It’s been 3 weeks since I last bit my nail and I can proudly say they are back at their last longest. With my birthday just around the corner, my husband decided to treat me to some manicure supplies as motivation and a birthday gift from a nearby nails supply store. It was even better as the store had brands like Essie and Zoya at nearly 50% off. Knowing they are one of the more expensive brands, I decided to pick up a few colors. I should say I am obsessed with one particular color from Zoya. It’s the color Mira from Zoya. Don’t judge it too fast from the picture on their website. The picture bounces off the glossiness from the glass. This color is a dusty almost regal color with a matte undertone. It’s perfect as is or with a top coat to give it a more glossy look. It’s also weightless which is great as I am not a big fan of lacquers that make you feel like you’re carrying mini weights on all nails.
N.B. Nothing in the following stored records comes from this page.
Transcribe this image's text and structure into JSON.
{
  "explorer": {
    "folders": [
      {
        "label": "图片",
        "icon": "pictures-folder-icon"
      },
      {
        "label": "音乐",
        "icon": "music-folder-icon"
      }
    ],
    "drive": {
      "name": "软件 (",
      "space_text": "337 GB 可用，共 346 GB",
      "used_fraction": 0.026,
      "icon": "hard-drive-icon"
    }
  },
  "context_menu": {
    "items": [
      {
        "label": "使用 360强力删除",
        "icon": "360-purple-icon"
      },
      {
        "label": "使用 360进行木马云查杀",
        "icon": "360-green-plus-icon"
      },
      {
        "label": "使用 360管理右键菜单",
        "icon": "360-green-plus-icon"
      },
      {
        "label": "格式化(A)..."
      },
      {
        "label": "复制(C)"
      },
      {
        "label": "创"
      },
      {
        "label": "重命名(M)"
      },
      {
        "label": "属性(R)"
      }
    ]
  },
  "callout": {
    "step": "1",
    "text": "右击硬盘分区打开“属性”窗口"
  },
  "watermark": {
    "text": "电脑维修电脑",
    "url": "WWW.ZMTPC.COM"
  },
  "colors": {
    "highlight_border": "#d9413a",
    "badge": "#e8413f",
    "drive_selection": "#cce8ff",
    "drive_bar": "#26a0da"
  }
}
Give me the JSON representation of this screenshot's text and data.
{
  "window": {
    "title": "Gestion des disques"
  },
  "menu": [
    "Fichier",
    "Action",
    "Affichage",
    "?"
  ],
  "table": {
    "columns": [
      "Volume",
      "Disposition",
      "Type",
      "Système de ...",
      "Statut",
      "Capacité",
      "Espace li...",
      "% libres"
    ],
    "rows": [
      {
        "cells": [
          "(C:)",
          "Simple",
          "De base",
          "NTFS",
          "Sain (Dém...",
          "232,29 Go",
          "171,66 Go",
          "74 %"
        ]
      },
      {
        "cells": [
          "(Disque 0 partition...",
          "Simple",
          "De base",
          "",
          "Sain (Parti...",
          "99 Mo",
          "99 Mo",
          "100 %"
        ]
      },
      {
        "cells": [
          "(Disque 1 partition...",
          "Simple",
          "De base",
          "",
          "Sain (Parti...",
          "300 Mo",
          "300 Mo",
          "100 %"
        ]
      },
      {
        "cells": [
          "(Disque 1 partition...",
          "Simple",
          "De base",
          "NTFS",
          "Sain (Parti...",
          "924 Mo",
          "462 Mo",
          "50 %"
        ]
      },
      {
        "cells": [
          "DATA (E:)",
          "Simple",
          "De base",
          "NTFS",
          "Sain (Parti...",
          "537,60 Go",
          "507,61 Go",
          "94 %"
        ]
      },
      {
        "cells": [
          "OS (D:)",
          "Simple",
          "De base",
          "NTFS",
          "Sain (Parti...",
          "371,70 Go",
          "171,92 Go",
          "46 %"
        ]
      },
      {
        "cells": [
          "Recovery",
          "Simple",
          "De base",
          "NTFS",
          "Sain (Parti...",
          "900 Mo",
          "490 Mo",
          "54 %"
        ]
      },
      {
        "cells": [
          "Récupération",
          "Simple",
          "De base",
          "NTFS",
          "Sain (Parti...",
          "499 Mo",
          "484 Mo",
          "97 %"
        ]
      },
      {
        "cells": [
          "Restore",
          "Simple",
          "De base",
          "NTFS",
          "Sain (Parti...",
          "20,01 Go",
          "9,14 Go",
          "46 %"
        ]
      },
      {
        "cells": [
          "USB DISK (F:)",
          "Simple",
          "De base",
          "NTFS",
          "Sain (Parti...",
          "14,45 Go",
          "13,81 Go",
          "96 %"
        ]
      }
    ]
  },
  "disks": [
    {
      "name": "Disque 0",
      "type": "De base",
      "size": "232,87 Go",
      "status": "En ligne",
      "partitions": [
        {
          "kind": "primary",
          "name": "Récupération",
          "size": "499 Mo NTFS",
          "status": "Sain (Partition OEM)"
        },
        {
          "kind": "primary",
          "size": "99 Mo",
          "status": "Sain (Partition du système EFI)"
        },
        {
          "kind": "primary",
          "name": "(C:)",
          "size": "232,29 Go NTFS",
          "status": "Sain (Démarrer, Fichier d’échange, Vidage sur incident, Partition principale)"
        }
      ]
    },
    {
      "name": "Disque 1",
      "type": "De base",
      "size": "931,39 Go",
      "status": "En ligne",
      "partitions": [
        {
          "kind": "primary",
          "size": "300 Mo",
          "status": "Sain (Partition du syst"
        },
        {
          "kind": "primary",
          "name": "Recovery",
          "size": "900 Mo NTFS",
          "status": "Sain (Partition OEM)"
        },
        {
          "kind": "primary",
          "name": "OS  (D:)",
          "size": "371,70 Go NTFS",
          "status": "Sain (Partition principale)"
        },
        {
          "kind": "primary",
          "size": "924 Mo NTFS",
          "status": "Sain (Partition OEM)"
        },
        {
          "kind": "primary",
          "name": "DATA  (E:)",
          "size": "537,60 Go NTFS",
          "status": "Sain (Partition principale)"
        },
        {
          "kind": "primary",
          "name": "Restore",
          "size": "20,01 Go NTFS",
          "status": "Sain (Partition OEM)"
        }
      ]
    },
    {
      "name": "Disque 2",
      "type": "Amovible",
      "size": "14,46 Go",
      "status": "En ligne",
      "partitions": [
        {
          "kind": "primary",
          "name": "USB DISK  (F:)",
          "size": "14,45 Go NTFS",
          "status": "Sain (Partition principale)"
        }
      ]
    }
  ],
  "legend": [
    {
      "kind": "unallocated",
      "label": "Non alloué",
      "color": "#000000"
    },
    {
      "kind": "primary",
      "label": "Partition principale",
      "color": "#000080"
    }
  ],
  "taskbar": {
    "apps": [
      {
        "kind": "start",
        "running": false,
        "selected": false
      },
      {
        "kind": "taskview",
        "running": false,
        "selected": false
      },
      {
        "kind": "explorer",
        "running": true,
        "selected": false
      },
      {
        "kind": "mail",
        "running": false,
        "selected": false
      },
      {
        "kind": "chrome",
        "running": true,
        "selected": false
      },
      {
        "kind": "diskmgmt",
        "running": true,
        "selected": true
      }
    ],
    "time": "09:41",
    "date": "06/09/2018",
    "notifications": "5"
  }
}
When I first looked at this shade, I wasn’t too sure if my skin tone could pull off such a nail color. Boy was I wrong! The color is just super pretty and is perfect for all skin tones. And I have to say I’m quite impressed with Zoya’s colors. Each one of them look perfect and they are the kind of colors I would love to wear.  I still haven’t tried the other colors. I have “don’t sweater it” and “armed and ready” from Essie. I also have this pretty shade form China Glaze called “Wagon Trail”. I absolutely love these colors. Will check back in on what I think of the rest.